Undoubtedly the downturn in the American economy played a role. Well-run teams with budgetary limits like Milwaukee and Minnesota had to make do with less. And deep-pocket franchises could take advantage of a market that offered players for less. Lifting smaller franchises - and thus, creating a competitive balance - was a central goal to the last collective bargaining agreement. But the fear now is that the fix was temporary. Not only are the big-market teams leading their divisional races, but they were also at the forefront of deadline trade activity. The Red Sox got Victor Martinez prior to the non-waiver deadline, then added shortstop Alex Gonzalez and reliever Billy Wagner after July 31.

The Dodgers could afford to take on Jim Thome's remaining salary and the Angels made a deal for Scott Kazmir, who has more than US$20 million (Dh73m) remaining in salary obligation. The return of the big market-small market schism is sure to bring back calls for a salary cap when the collective bargaining agreement expires after the 2011 season. Already, some owners are using the developments of this season as the rationale for instituting some sort of drag on salaries.

Two teams stand as prime examples for why a cap might be necessary. The Cleveland Indians reached Game 7 of the 2007 championship series, but have since spiralled out of contention. A combination of poor performance and the economic slump in Ohio have dealt a twin blow to the Indians' fortunes, forcing them to sell off Martinez and, in a separate deal, pitcher Cliff Lee to the Philadelphia Phillies.

Tampa Bay are another example. After exceeding expectations by reaching the World Series, the Rays are likely to finish third in their division, without having had much of a bump in ticket sales following their dream season of 2008. If the Rays, who have drafted smartly, cannot generate year-after-year success, then it may be hopeless for other teams. Then again, some teams are the victim of perennial mismanagement. The Pittsburgh Pirates have had 17 consecutive losing seasons, but have no one but themselves to blame. Ditto the Baltimore Orioles, who have the resources - but evidently, not the acumen - to build a winner.

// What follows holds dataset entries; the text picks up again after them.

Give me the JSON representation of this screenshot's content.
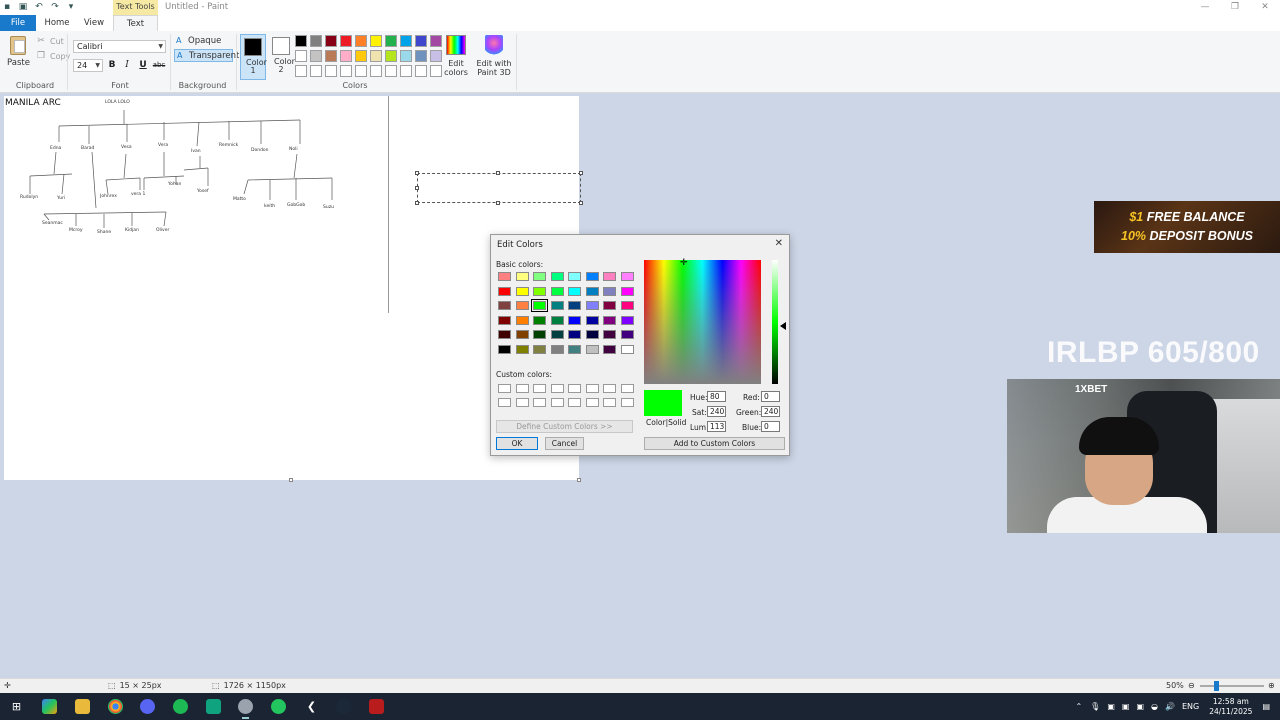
{
  "titlebar": {
    "context_tab": "Text Tools",
    "title": "Untitled - Paint"
  },
  "tabs": [
    "File",
    "Home",
    "View",
    "Text"
  ],
  "ribbon": {
    "clipboard": {
      "paste": "Paste",
      "cut": "Cut",
      "copy": "Copy",
      "label": "Clipboard"
    },
    "font": {
      "family": "Calibri",
      "size": "24",
      "bold": "B",
      "italic": "I",
      "underline": "U",
      "strike": "abc",
      "label": "Font"
    },
    "background": {
      "opaque": "Opaque",
      "transparent": "Transparent",
      "label": "Background"
    },
    "colors": {
      "color1_label": "Color 1",
      "color2_label": "Color 2",
      "color1": "#000000",
      "color2": "#ffffff",
      "edit_colors": "Edit colors",
      "edit_paint3d": "Edit with Paint 3D",
      "label": "Colors",
      "palette": [
        "#000000",
        "#7f7f7f",
        "#880015",
        "#ed1c24",
        "#ff7f27",
        "#fff200",
        "#22b14c",
        "#00a2e8",
        "#3f48cc",
        "#a349a4",
        "#ffffff",
        "#c3c3c3",
        "#b97a57",
        "#ffaec9",
        "#ffc90e",
        "#efe4b0",
        "#b5e61d",
        "#99d9ea",
        "#7092be",
        "#c8bfe7",
        "#ffffff",
        "#ffffff",
        "#ffffff",
        "#ffffff",
        "#ffffff",
        "#ffffff",
        "#ffffff",
        "#ffffff",
        "#ffffff",
        "#ffffff"
      ]
    }
  },
  "canvas": {
    "heading": "MANILA ARC",
    "root": "LOLA LOLO",
    "names": [
      "Edna",
      "Barad",
      "Vesa",
      "Vera",
      "Ivan",
      "Remnick",
      "Dondon",
      "Noli",
      "Rudolyn",
      "Yuri",
      "Johnrex",
      "vera 1",
      "Yohan",
      "Yosef",
      "Matto",
      "keith",
      "GobGob",
      "Suzu",
      "Seanmac",
      "Mcroy",
      "Shane",
      "Kidjan",
      "Oliver"
    ]
  },
  "dialog": {
    "title": "Edit Colors",
    "basic_label": "Basic colors:",
    "basic_colors": [
      "#ff8080",
      "#ffff80",
      "#80ff80",
      "#00ff80",
      "#80ffff",
      "#0080ff",
      "#ff80c0",
      "#ff80ff",
      "#ff0000",
      "#ffff00",
      "#80ff00",
      "#00ff40",
      "#00ffff",
      "#0080c0",
      "#8080c0",
      "#ff00ff",
      "#804040",
      "#ff8040",
      "#00ff00",
      "#008080",
      "#004080",
      "#8080ff",
      "#800040",
      "#ff0080",
      "#800000",
      "#ff8000",
      "#008000",
      "#008040",
      "#0000ff",
      "#0000a0",
      "#800080",
      "#8000ff",
      "#400000",
      "#804000",
      "#004000",
      "#004040",
      "#000080",
      "#000040",
      "#400040",
      "#400080",
      "#000000",
      "#808000",
      "#808040",
      "#808080",
      "#408080",
      "#c0c0c0",
      "#400040",
      "#ffffff"
    ],
    "selected_index": 18,
    "custom_label": "Custom colors:",
    "define_custom": "Define Custom Colors >>",
    "ok": "OK",
    "cancel": "Cancel",
    "color_solid": "Color|Solid",
    "hue_label": "Hue:",
    "hue": "80",
    "sat_label": "Sat:",
    "sat": "240",
    "lum_label": "Lum:",
    "lum": "113",
    "red_label": "Red:",
    "red": "0",
    "green_label": "Green:",
    "green": "240",
    "blue_label": "Blue:",
    "blue": "0",
    "add_custom": "Add to Custom Colors",
    "preview_color": "#00ff00"
  },
  "overlay": {
    "ad_line1_hi": "$1",
    "ad_line1": " FREE BALANCE",
    "ad_line2_hi": "10%",
    "ad_line2": " DEPOSIT BONUS",
    "counter": "IRLBP 605/800",
    "webcam_logo": "1XBET"
  },
  "statusbar": {
    "selection_size": "15 × 25px",
    "image_size": "1726 × 1150px",
    "zoom": "50%"
  },
  "taskbar": {
    "lang": "ENG",
    "time": "12:58 am",
    "date": "24/11/2025"
  }
}
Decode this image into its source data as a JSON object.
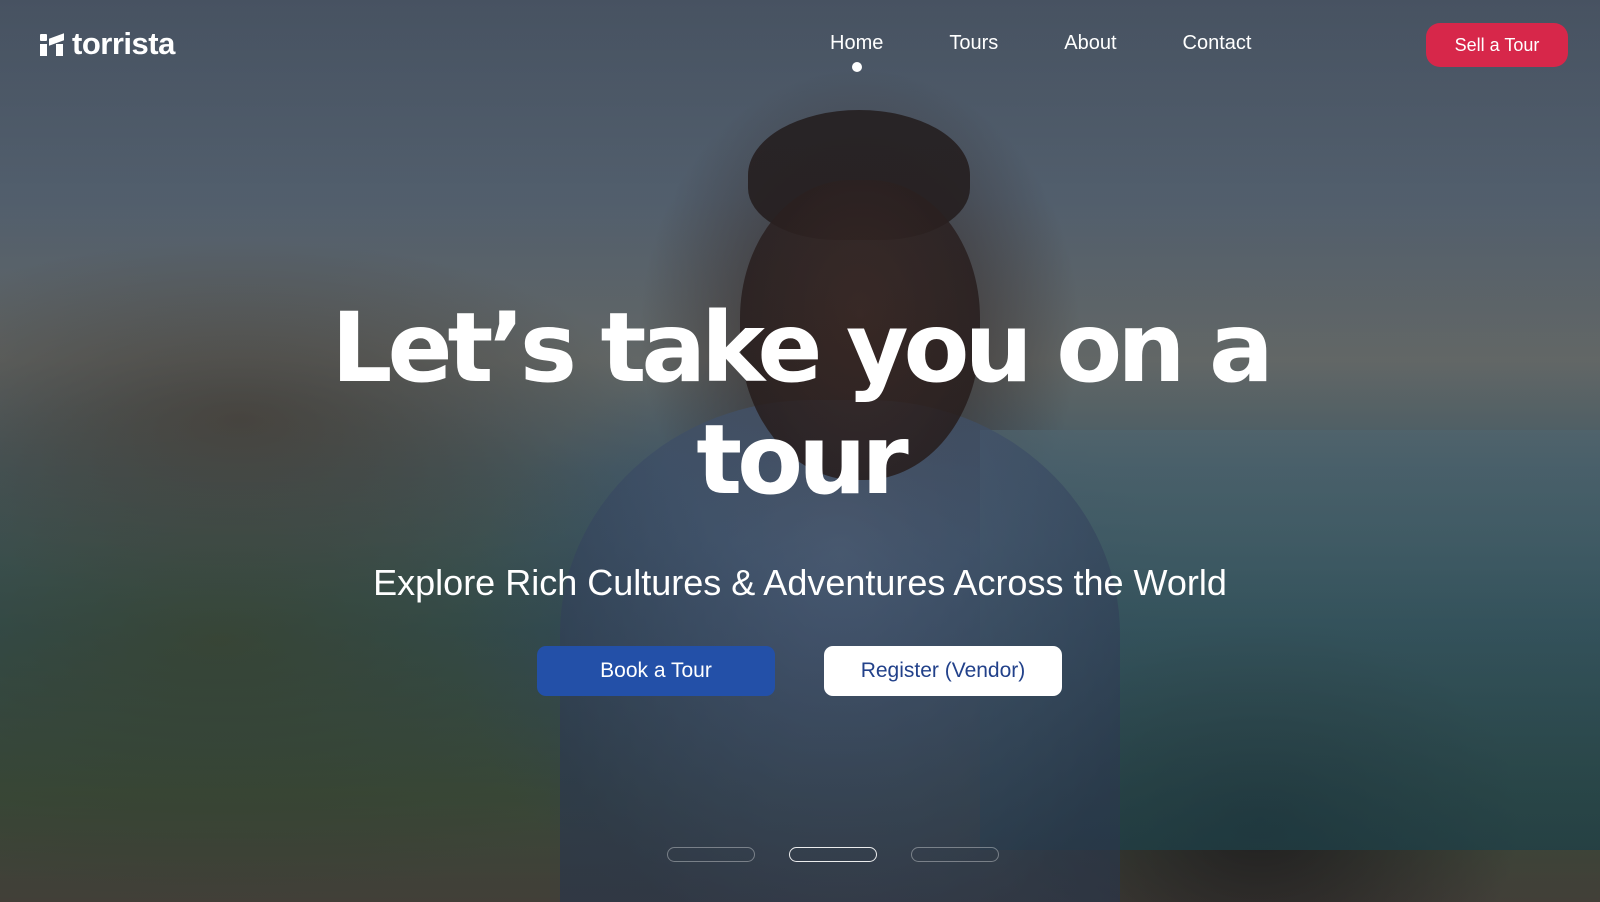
{
  "brand": {
    "name": "torrista"
  },
  "nav": {
    "items": [
      {
        "label": "Home",
        "active": true
      },
      {
        "label": "Tours",
        "active": false
      },
      {
        "label": "About",
        "active": false
      },
      {
        "label": "Contact",
        "active": false
      }
    ],
    "cta_label": "Sell a Tour"
  },
  "hero": {
    "headline_line1": "Let’s take you on a",
    "headline_line2": "tour",
    "subtitle": "Explore Rich Cultures & Adventures Across the World",
    "primary_button": "Book a Tour",
    "secondary_button": "Register (Vendor)"
  },
  "carousel": {
    "slide_count": 3,
    "active_index": 1
  },
  "colors": {
    "cta_red": "#d7274a",
    "primary_blue": "#2350a8",
    "secondary_text_blue": "#22418a"
  }
}
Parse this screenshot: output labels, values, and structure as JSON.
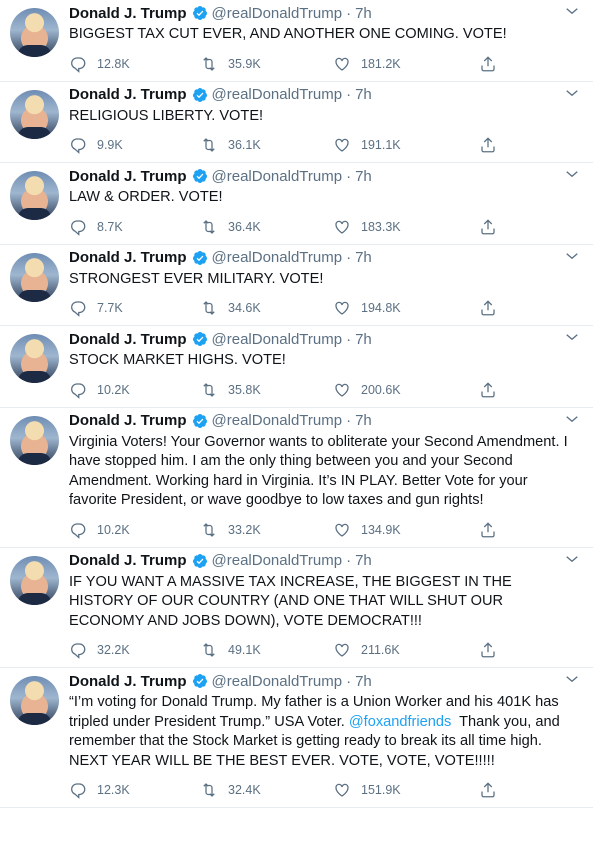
{
  "tweets": [
    {
      "name": "Donald J. Trump",
      "handle": "@realDonaldTrump",
      "time": "7h",
      "text": "BIGGEST TAX CUT EVER, AND ANOTHER ONE COMING. VOTE!",
      "replies": "12.8K",
      "retweets": "35.9K",
      "likes": "181.2K"
    },
    {
      "name": "Donald J. Trump",
      "handle": "@realDonaldTrump",
      "time": "7h",
      "text": "RELIGIOUS LIBERTY. VOTE!",
      "replies": "9.9K",
      "retweets": "36.1K",
      "likes": "191.1K"
    },
    {
      "name": "Donald J. Trump",
      "handle": "@realDonaldTrump",
      "time": "7h",
      "text": "LAW & ORDER. VOTE!",
      "replies": "8.7K",
      "retweets": "36.4K",
      "likes": "183.3K"
    },
    {
      "name": "Donald J. Trump",
      "handle": "@realDonaldTrump",
      "time": "7h",
      "text": "STRONGEST EVER MILITARY. VOTE!",
      "replies": "7.7K",
      "retweets": "34.6K",
      "likes": "194.8K"
    },
    {
      "name": "Donald J. Trump",
      "handle": "@realDonaldTrump",
      "time": "7h",
      "text": "STOCK MARKET HIGHS. VOTE!",
      "replies": "10.2K",
      "retweets": "35.8K",
      "likes": "200.6K"
    },
    {
      "name": "Donald J. Trump",
      "handle": "@realDonaldTrump",
      "time": "7h",
      "text": "Virginia Voters! Your Governor wants to obliterate your Second Amendment. I have stopped him. I am the only thing between you and your Second Amendment. Working hard in Virginia. It’s IN PLAY. Better Vote for your favorite President, or wave goodbye to low taxes and gun rights!",
      "replies": "10.2K",
      "retweets": "33.2K",
      "likes": "134.9K"
    },
    {
      "name": "Donald J. Trump",
      "handle": "@realDonaldTrump",
      "time": "7h",
      "text": "IF YOU WANT A MASSIVE TAX INCREASE, THE BIGGEST IN THE HISTORY OF OUR COUNTRY (AND ONE THAT WILL SHUT OUR ECONOMY AND JOBS DOWN), VOTE DEMOCRAT!!!",
      "replies": "32.2K",
      "retweets": "49.1K",
      "likes": "211.6K"
    },
    {
      "name": "Donald J. Trump",
      "handle": "@realDonaldTrump",
      "time": "7h",
      "text": "“I’m voting for Donald Trump. My father is a Union Worker and his 401K has tripled under President Trump.” USA Voter. ",
      "mention": "@foxandfriends",
      "text_after": "  Thank you, and remember that the Stock Market is getting ready to break its all time high. NEXT YEAR WILL BE THE BEST EVER. VOTE, VOTE, VOTE!!!!!",
      "replies": "12.3K",
      "retweets": "32.4K",
      "likes": "151.9K"
    }
  ],
  "colors": {
    "accent": "#1da1f2",
    "muted": "#5b7083",
    "border": "#e6ecf0"
  },
  "icons": {
    "reply": "reply-icon",
    "retweet": "retweet-icon",
    "like": "heart-icon",
    "share": "share-icon",
    "verified": "verified-badge-icon",
    "menu": "chevron-down-icon"
  }
}
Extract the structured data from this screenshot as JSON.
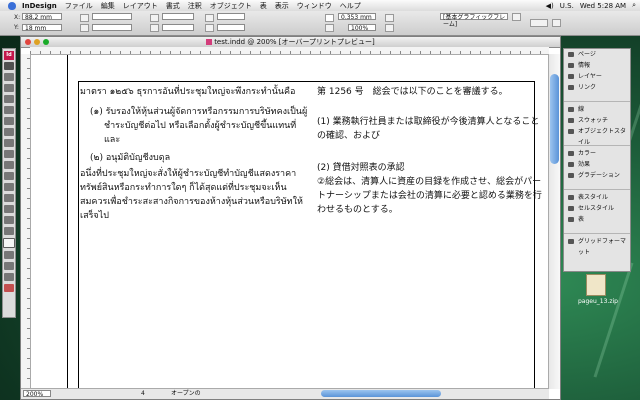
{
  "menubar": {
    "app": "InDesign",
    "items": [
      "ファイル",
      "編集",
      "レイアウト",
      "書式",
      "注釈",
      "オブジェクト",
      "表",
      "表示",
      "ウィンドウ",
      "ヘルプ"
    ],
    "locale": "U.S.",
    "clock": "Wed 5:28 AM"
  },
  "control": {
    "x_label": "X:",
    "x_value": "88.2 mm",
    "y_label": "Y:",
    "y_value": "18 mm",
    "stroke_value": "0.353 mm",
    "percent_value": "100%",
    "style_value": "[基本グラフィックフレーム]"
  },
  "document": {
    "title": "test.indd @ 200% [オーバープリントプレビュー]",
    "zoom": "200%",
    "page_number": "4",
    "preview_label": "オープンの"
  },
  "content": {
    "thai": {
      "heading": "มาตรา ๑๒๕๖  ธุรการอันที่ประชุมใหญ่จะพึงกระทำนั้นคือ",
      "item1": "(๑)  รับรองให้หุ้นส่วนผู้จัดการหรือกรรมการบริษัทคงเป็นผู้ชำระบัญชีต่อไป  หรือเลือกตั้งผู้ชำระบัญชีขึ้นแทนที่ และ",
      "item2": "(๒)  อนุมัติบัญชีงบดุล",
      "item2_body": "อนึ่งที่ประชุมใหญ่จะสั่งให้ผู้ชำระบัญชีทำบัญชีแสดงราคาทรัพย์สินหรือกระทำการใดๆ  ก็ได้สุดแต่ที่ประชุมจะเห็นสมควรเพื่อชำระสะสางกิจการของห้างหุ้นส่วนหรือบริษัทให้เสร็จไป"
    },
    "japanese": {
      "heading": "第 1256 号　総会では以下のことを審議する。",
      "item1": "(1) 業務執行社員または取締役が今後清算人となることの確認、および",
      "item2": "(2) 貸借対照表の承認",
      "item2_body": "②総会は、清算人に資産の目録を作成させ、総会がパートナーシップまたは会社の清算に必要と認める業務を行わせるものとする。"
    }
  },
  "panel": {
    "groups": [
      [
        "ページ",
        "情報",
        "レイヤー",
        "リンク"
      ],
      [
        "線",
        "スウォッチ",
        "オブジェクトスタイル"
      ],
      [
        "カラー",
        "効果",
        "グラデーション"
      ],
      [
        "表スタイル",
        "セルスタイル",
        "表"
      ],
      [
        "グリッドフォーマット"
      ]
    ]
  },
  "desktop": {
    "file_name": "pageu_13.zip"
  }
}
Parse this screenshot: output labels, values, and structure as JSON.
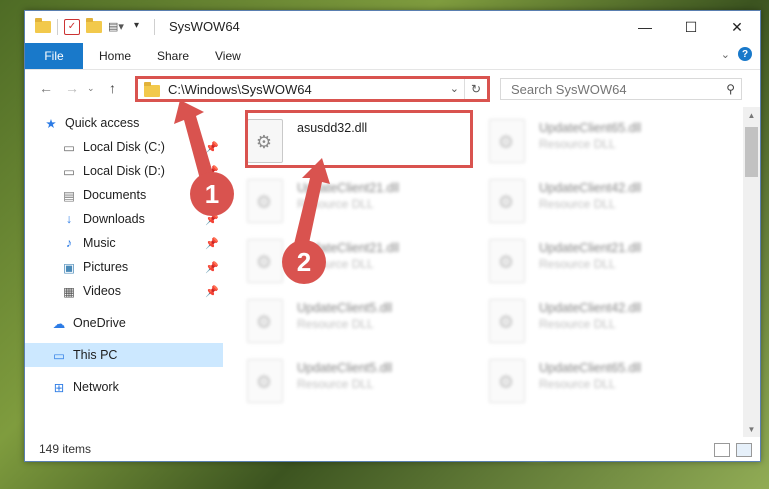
{
  "window": {
    "title": "SysWOW64",
    "controls": {
      "minimize": "—",
      "maximize": "☐",
      "close": "✕"
    }
  },
  "ribbon": {
    "file_tab": "File",
    "tabs": [
      "Home",
      "Share",
      "View"
    ]
  },
  "address_bar": {
    "path": "C:\\Windows\\SysWOW64"
  },
  "search": {
    "placeholder": "Search SysWOW64"
  },
  "nav_pane": {
    "items": [
      {
        "label": "Quick access",
        "icon": "star-icon",
        "pinned": false
      },
      {
        "label": "Local Disk (C:)",
        "icon": "drive-icon",
        "pinned": true
      },
      {
        "label": "Local Disk (D:)",
        "icon": "drive-icon",
        "pinned": true
      },
      {
        "label": "Documents",
        "icon": "documents-icon",
        "pinned": true
      },
      {
        "label": "Downloads",
        "icon": "download-icon",
        "pinned": true
      },
      {
        "label": "Music",
        "icon": "music-icon",
        "pinned": true
      },
      {
        "label": "Pictures",
        "icon": "pictures-icon",
        "pinned": true
      },
      {
        "label": "Videos",
        "icon": "videos-icon",
        "pinned": true
      },
      {
        "label": "OneDrive",
        "icon": "cloud-icon",
        "pinned": false
      },
      {
        "label": "This PC",
        "icon": "computer-icon",
        "pinned": false,
        "selected": true
      },
      {
        "label": "Network",
        "icon": "network-icon",
        "pinned": false
      }
    ]
  },
  "files": [
    {
      "name": "asusdd32.dll",
      "type": "",
      "highlighted": true
    },
    {
      "name": "UpdateClient65.dll",
      "type": "Resource DLL",
      "highlighted": false
    },
    {
      "name": "UpdateClient21.dll",
      "type": "Resource DLL",
      "highlighted": false
    },
    {
      "name": "UpdateClient42.dll",
      "type": "Resource DLL",
      "highlighted": false
    },
    {
      "name": "UpdateClient21.dll",
      "type": "Resource DLL",
      "highlighted": false
    },
    {
      "name": "UpdateClient21.dll",
      "type": "Resource DLL",
      "highlighted": false
    },
    {
      "name": "UpdateClient5.dll",
      "type": "Resource DLL",
      "highlighted": false
    },
    {
      "name": "UpdateClient42.dll",
      "type": "Resource DLL",
      "highlighted": false
    },
    {
      "name": "UpdateClient5.dll",
      "type": "Resource DLL",
      "highlighted": false
    },
    {
      "name": "UpdateClient65.dll",
      "type": "Resource DLL",
      "highlighted": false
    }
  ],
  "status_bar": {
    "item_count": "149 items"
  },
  "annotations": {
    "badge_1": "1",
    "badge_2": "2",
    "color": "#d9534f"
  }
}
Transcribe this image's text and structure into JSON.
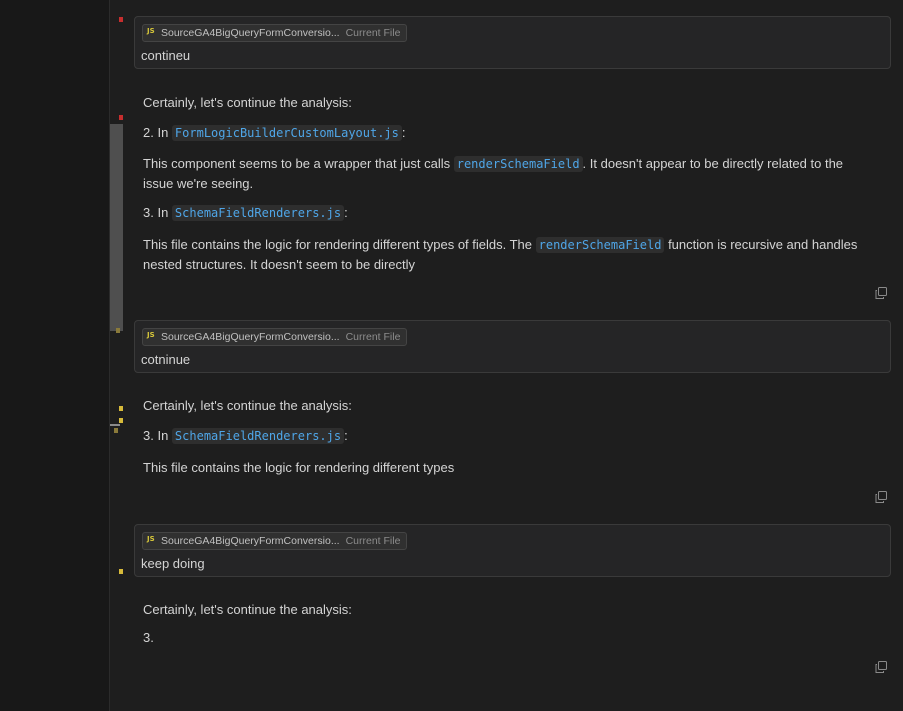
{
  "conversation": [
    {
      "user": {
        "file_name": "SourceGA4BigQueryFormConversio...",
        "file_tag": "Current File",
        "message": "contineu"
      },
      "assistant": {
        "intro": "Certainly, let's continue the analysis:",
        "item2_prefix": "2. In ",
        "item2_file": "FormLogicBuilderCustomLayout.js",
        "item2_suffix": ":",
        "p1_before": "This component seems to be a wrapper that just calls ",
        "p1_code": "renderSchemaField",
        "p1_after": ". It doesn't appear to be directly related to the issue we're seeing.",
        "item3_prefix": "3. In ",
        "item3_file": "SchemaFieldRenderers.js",
        "item3_suffix": ":",
        "p2_before": "This file contains the logic for rendering different types of fields. The ",
        "p2_code": "renderSchemaField",
        "p2_after": " function is recursive and handles nested structures. It doesn't seem to be directly"
      }
    },
    {
      "user": {
        "file_name": "SourceGA4BigQueryFormConversio...",
        "file_tag": "Current File",
        "message": "cotninue"
      },
      "assistant": {
        "intro": "Certainly, let's continue the analysis:",
        "item3_prefix": "3. In ",
        "item3_file": "SchemaFieldRenderers.js",
        "item3_suffix": ":",
        "p1": "This file contains the logic for rendering different types"
      }
    },
    {
      "user": {
        "file_name": "SourceGA4BigQueryFormConversio...",
        "file_tag": "Current File",
        "message": "keep doing"
      },
      "assistant": {
        "intro": "Certainly, let's continue the analysis:",
        "item": "3."
      }
    }
  ],
  "icons": {
    "file_type": "js-icon",
    "copy": "copy-icon"
  },
  "colors": {
    "code_text": "#4fa6e8",
    "js_icon": "#d7c73a",
    "error_mark": "#c72e2e",
    "warning_mark": "#d7ba3a"
  }
}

The more prudent view would be to consider this season something of an aberration. But if the trend continues in 2010 and beyond, it may be time to revisit some methods to fix the game's competitive imbalance once and for all.